TASK DETAILS: On the basis of the records below, report how many lines contain the word "this". Nothing else should be given.

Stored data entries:
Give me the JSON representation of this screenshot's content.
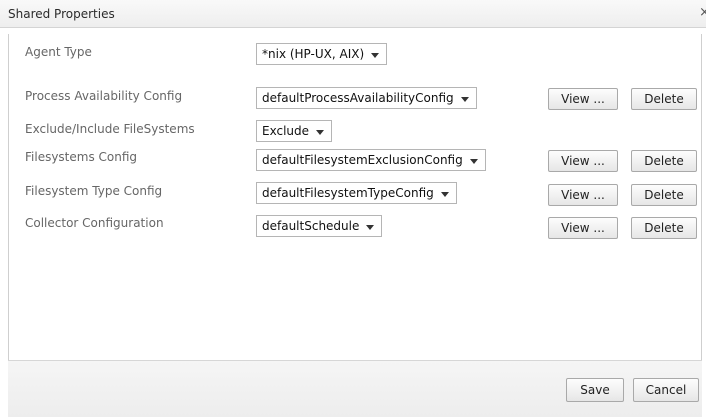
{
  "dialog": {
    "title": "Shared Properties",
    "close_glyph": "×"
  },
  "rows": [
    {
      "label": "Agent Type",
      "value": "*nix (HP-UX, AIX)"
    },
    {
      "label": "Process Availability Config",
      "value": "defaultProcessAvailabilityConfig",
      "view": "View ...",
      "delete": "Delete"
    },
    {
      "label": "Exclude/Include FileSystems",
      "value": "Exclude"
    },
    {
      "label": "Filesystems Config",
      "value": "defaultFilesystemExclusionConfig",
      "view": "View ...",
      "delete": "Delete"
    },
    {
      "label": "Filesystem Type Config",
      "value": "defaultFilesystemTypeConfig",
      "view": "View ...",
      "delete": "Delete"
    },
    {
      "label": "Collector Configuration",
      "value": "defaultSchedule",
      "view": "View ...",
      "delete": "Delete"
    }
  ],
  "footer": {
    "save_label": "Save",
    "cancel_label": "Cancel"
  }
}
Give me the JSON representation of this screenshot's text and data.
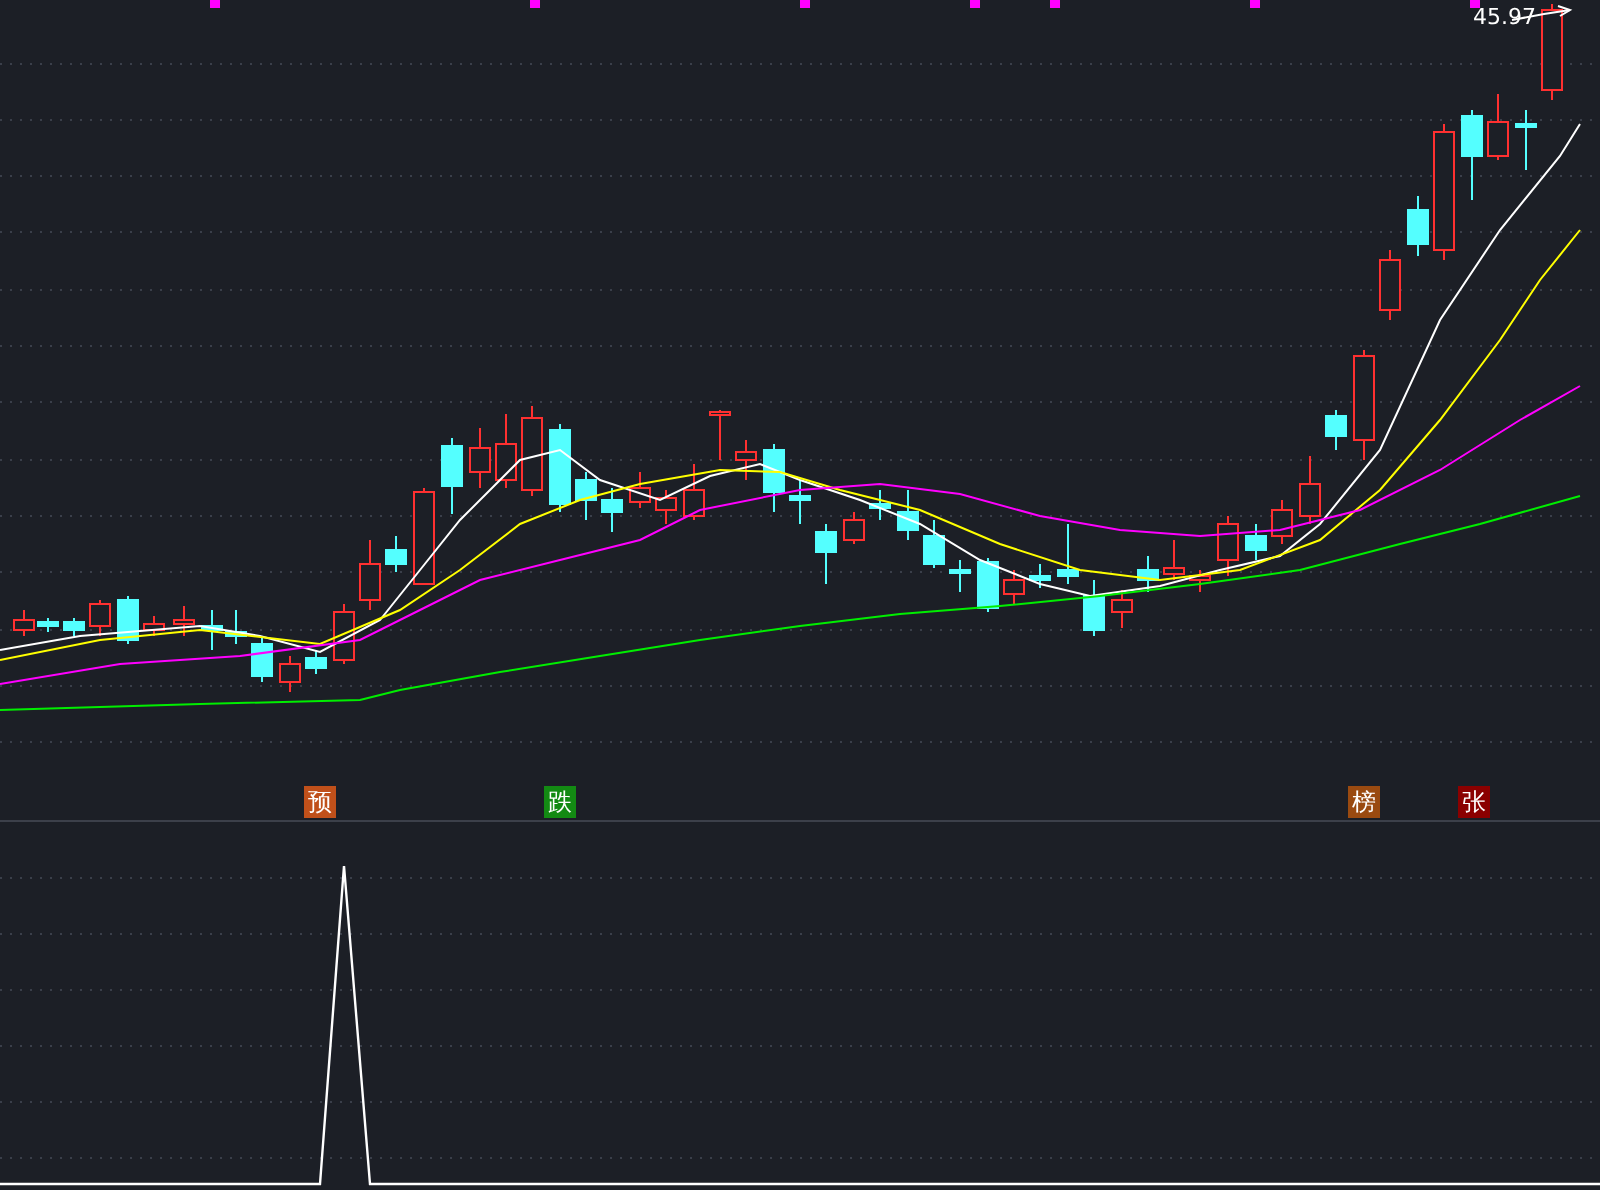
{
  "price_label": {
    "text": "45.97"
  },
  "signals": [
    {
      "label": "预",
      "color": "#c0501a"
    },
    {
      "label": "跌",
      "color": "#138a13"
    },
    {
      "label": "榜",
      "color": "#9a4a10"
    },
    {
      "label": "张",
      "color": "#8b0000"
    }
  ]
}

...

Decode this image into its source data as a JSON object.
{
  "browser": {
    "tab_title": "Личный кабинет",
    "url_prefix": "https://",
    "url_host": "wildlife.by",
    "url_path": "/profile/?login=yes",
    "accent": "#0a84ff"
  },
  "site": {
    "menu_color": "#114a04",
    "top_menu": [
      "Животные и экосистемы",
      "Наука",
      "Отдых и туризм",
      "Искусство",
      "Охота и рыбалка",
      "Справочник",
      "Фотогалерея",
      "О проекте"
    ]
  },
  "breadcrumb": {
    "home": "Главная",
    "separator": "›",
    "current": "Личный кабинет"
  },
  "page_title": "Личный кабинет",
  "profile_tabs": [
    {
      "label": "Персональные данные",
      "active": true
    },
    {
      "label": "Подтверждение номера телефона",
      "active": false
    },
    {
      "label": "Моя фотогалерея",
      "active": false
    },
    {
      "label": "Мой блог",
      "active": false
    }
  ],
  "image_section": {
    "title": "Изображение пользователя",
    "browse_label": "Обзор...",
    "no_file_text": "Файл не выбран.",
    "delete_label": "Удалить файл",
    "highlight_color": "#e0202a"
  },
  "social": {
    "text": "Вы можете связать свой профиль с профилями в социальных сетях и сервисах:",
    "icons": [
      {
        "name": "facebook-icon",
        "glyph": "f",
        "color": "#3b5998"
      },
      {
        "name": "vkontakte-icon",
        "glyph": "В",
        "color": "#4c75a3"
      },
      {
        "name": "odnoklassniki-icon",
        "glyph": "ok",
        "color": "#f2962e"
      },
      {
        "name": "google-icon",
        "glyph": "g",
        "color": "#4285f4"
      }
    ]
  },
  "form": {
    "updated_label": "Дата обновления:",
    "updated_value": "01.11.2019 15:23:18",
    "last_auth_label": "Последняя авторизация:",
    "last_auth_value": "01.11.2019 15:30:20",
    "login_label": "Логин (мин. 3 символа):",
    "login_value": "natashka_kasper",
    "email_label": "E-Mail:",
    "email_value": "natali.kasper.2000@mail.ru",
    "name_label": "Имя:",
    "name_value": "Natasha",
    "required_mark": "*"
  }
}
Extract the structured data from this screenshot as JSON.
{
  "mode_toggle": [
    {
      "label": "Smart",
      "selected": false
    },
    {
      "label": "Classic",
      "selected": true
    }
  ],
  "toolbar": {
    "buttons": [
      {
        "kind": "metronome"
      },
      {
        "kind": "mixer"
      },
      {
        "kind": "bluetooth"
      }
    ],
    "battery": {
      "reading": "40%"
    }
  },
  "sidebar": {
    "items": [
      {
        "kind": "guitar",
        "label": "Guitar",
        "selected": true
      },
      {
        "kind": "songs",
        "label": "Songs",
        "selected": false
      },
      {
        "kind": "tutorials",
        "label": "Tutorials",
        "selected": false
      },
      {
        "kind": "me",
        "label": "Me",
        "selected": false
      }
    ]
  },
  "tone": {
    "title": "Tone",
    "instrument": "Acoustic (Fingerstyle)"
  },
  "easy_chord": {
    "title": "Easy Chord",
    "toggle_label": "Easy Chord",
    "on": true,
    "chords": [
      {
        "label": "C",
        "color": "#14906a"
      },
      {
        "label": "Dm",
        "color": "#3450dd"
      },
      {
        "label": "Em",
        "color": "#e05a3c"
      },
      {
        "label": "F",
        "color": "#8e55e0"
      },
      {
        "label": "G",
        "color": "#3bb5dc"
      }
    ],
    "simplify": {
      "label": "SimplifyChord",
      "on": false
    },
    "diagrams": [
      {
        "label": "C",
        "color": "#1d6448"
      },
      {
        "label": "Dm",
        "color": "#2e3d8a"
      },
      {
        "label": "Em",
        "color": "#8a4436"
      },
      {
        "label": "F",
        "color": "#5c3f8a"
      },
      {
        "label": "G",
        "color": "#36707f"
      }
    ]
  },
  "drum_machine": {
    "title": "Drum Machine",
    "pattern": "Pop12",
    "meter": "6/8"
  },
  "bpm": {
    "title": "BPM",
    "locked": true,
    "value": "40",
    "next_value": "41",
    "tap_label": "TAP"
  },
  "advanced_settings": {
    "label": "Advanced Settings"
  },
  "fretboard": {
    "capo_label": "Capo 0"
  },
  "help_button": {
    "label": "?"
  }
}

TASK RESULT: 4